With that, I ran my index finger down the blade from the tip to the center. At first I didn’t understand why my birthday guests looked horrified, until I realized my finger was bleeding profusely, and my blood was dribbling lazily down the blade-the scimitar was so sharp I hadn’t even felt it open up my finger! There was a brief moment of uproar and some serious debating on whether or not a trip to the Emergency Room was in order. Upon secondary inspection, after I got cleaned up, the wound wasn’t deep enough for stitches, so I just put the sword away, turned the music up and had another cocktail!
That sword took a ton of sanding and scoring to dull the blade enough for me to use it…and even then, though I loved it, it was so heavy I only danced with it on very special occasions. I still own it, but sadly haven't used it in years.
Dropping your sword can throw it out of balance, as can bad storage. For travel to and from shows, I recommend a heavy, stiff sheath as opposed to a casing made of cloth material, because it will protect your saber better… but if you are going to be storing your sword for a long time, it would be wise to remove it from the scabbard and wrap it in cloth, then wrap the cloth in plastic. This will keep the sword straight and un-warped, and also protect it from the elements. For regular storage, when you are using the scimitar often, you can either get a weapon rack, or you can store your sword(s) flat on the floor or on a deep shelf. Most swords have stainless steel blades, so they will not tarnish easily, but anything made of metal can tarnish or oxidize. After each use, you should wipe the blade off with a soft cloth to remove fingerprints, sweat, perfume or any oils from your skin or scalp. Every so often, wipe the blade down with oil to keep it shiny- even if a blade is made of stainless steel, it still could get a bit rusty. Never use abrasive polishes on your sword!
As far as dancing goes, some performers prefer to balance a sword on a wrapped turban, others prefer a bare head, and some people use wigs or falls when doing sword work. There is no hard and fast rule; you should do whatever makes you feel comfortable. Personally, I like to feel the sword sitting right on my scalp, so I know exactly where it is at any given time.
Any way you choose, if the blade of the sword feels slippery on your head, you can “cheat” a little by rubbing a candle along the blade at the balance point, or roughing up the area by filing or scoring it with sandpaper.
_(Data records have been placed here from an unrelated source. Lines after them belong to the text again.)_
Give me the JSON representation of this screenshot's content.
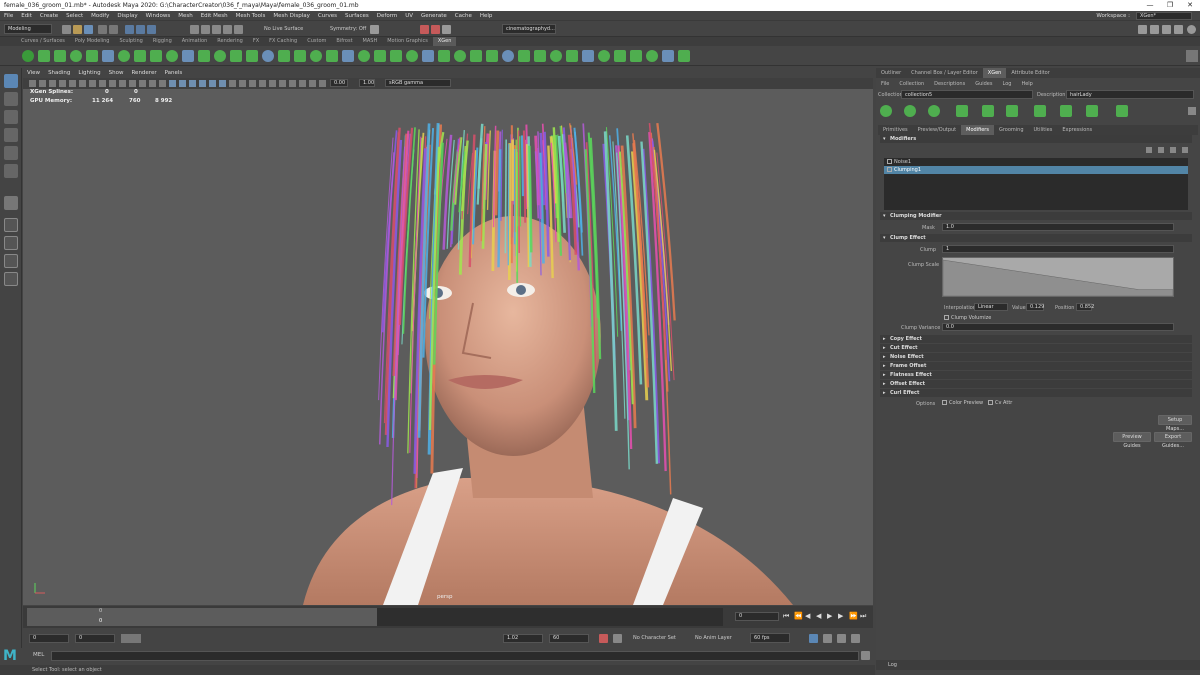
{
  "window": {
    "title": "female_036_groom_01.mb* - Autodesk Maya 2020: G:\\CharacterCreator\\036_f_maya\\Maya\\female_036_groom_01.mb",
    "controls": [
      "—",
      "❐",
      "✕"
    ]
  },
  "menubar": {
    "items": [
      "File",
      "Edit",
      "Create",
      "Select",
      "Modify",
      "Display",
      "Windows",
      "Mesh",
      "Edit Mesh",
      "Mesh Tools",
      "Mesh Display",
      "Curves",
      "Surfaces",
      "Deform",
      "UV",
      "Generate",
      "Cache",
      "Help"
    ],
    "workspace_label": "Workspace :",
    "workspace_value": "XGen*"
  },
  "statusline": {
    "mode": "Modeling",
    "live_surface": "No Live Surface",
    "symmetry": "Symmetry: Off",
    "camera": "cinematographyd..."
  },
  "shelf": {
    "tabs": [
      "Curves / Surfaces",
      "Poly Modeling",
      "Sculpting",
      "Rigging",
      "Animation",
      "Rendering",
      "FX",
      "FX Caching",
      "Custom",
      "Bifrost",
      "MASH",
      "Motion Graphics",
      "XGen"
    ],
    "active_tab": "XGen"
  },
  "viewport": {
    "menu": [
      "View",
      "Shading",
      "Lighting",
      "Show",
      "Renderer",
      "Panels"
    ],
    "exposure": "0.00",
    "gamma": "1.00",
    "colorspace": "sRGB gamma",
    "hud": {
      "row1_label": "XGen Splines:",
      "row1_v1": "0",
      "row1_v2": "0",
      "row2_label": "GPU Memory:",
      "row2_v1": "11 264",
      "row2_v2": "760",
      "row2_v3": "8 992"
    },
    "camera_label": "persp"
  },
  "timeline": {
    "tick_0": "0",
    "current_frame_top": "0",
    "current_frame_field": "0"
  },
  "range": {
    "start": "0",
    "start2": "0",
    "end_value": "1.02",
    "end2": "60",
    "character_set": "No Character Set",
    "anim_layer": "No Anim Layer",
    "fps": "60 fps"
  },
  "cmdline": {
    "mode": "MEL"
  },
  "helpline": {
    "text": "Select Tool: select an object"
  },
  "panel": {
    "tabs": [
      "Outliner",
      "Channel Box / Layer Editor",
      "XGen",
      "Attribute Editor"
    ],
    "active_tab": "XGen",
    "menu": [
      "File",
      "Collection",
      "Descriptions",
      "Guides",
      "Log",
      "Help"
    ],
    "collection_label": "Collection",
    "collection_value": "collection5",
    "description_label": "Description",
    "description_value": "hairLady",
    "subtabs": [
      "Primitives",
      "Preview/Output",
      "Modifiers",
      "Grooming",
      "Utilities",
      "Expressions"
    ],
    "active_subtab": "Modifiers",
    "modifiers_header": "Modifiers",
    "modifier_list": [
      "Noise1",
      "Clumping1"
    ],
    "clumping_header": "Clumping Modifier",
    "mask_label": "Mask",
    "mask_value": "1.0",
    "clump_effect_header": "Clump Effect",
    "clump_label": "Clump",
    "clump_value": "1",
    "clump_scale_label": "Clump Scale",
    "ramp": {
      "start": 1.0,
      "end": 0.129,
      "end_position": 0.852
    },
    "interpolation_label": "Interpolation",
    "interpolation_value": "Linear",
    "value_label": "Value",
    "value_value": "0.129",
    "position_label": "Position",
    "position_value": "0.852",
    "volumize_label": "Clump Volumize",
    "variance_label": "Clump Variance",
    "variance_value": "0.0",
    "sections": [
      "Copy Effect",
      "Cut Effect",
      "Noise Effect",
      "Frame Offset",
      "Flatness Effect",
      "Offset Effect",
      "Curl Effect"
    ],
    "options_label": "Options",
    "color_preview_label": "Color Preview",
    "cv_attr_label": "Cv Attr",
    "setup_maps": "Setup Maps...",
    "preview_guides": "Preview Guides",
    "export_guides": "Export Guides...",
    "log_label": "Log"
  }
}
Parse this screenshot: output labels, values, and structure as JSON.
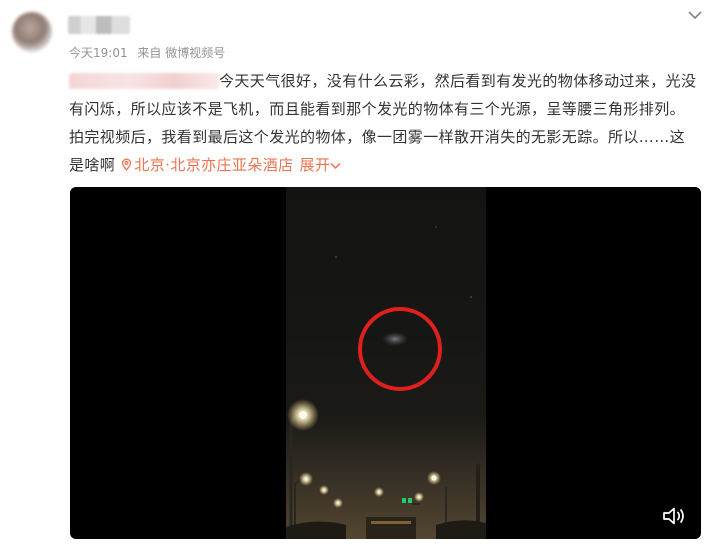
{
  "post": {
    "meta_time": "今天19:01",
    "meta_source": "来自 微博视频号",
    "text": "今天天气很好，没有什么云彩，然后看到有发光的物体移动过来，光没有闪烁，所以应该不是飞机，而且能看到那个发光的物体有三个光源，呈等腰三角形排列。拍完视频后，我看到最后这个发光的物体，像一团雾一样散开消失的无影无踪。所以……这是啥啊",
    "location": "北京·北京亦庄亚朵酒店",
    "expand_label": "展开"
  },
  "icons": {
    "menu": "chevron-down-icon",
    "location": "location-pin-icon",
    "expand": "chevron-down-icon",
    "sound": "speaker-icon"
  },
  "colors": {
    "accent": "#eb7350",
    "meta": "#939393",
    "highlight_circle": "#e0201f"
  }
}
In a pinch, even spraying the balance point with hairspray so it becomes gummy will add a little traction. Some dancers glue a very thin strip of sandpaper along the edge at the balance point. This will not be visible from the stage but it does help to “catch” on your hair. Some types of swords come with grooves already cut into them at the balancing point- but I myself don’t find this helpful- usually the grooves are too wide for them to be able to work properly. And there are also dancers who don’t use anything, just a bare blade. Again, this is your choice.
And one last word to the wise: even if a sword was made specifically for dancing, it still has the potential to injure you. Remember to warm up completely before you work with your scimitar. If you feel it sliding while you are dancing, take a moment, remove the sword and replace it back to your original, comfortable balance point, and then proceed with your act.
The main thing to remember when rehearsing or performing with swords is: SAFETY FIRST!
Here's a link which features many great dancing swords…tell them The Princess sent you!
I have three instructional sword DVD’s featuring more hints, tips, tricks, instruction and costumed performances available on my website. You can find them here:
If you happen to live in Southern California, here's a link to register for my Sizzling Sword Series at Dance Garden on Wednesday Evenings, Feb. 6, 13, & 20, 2013 6:00-7:45pm 3407 Glendale Blvd, LA CA 90039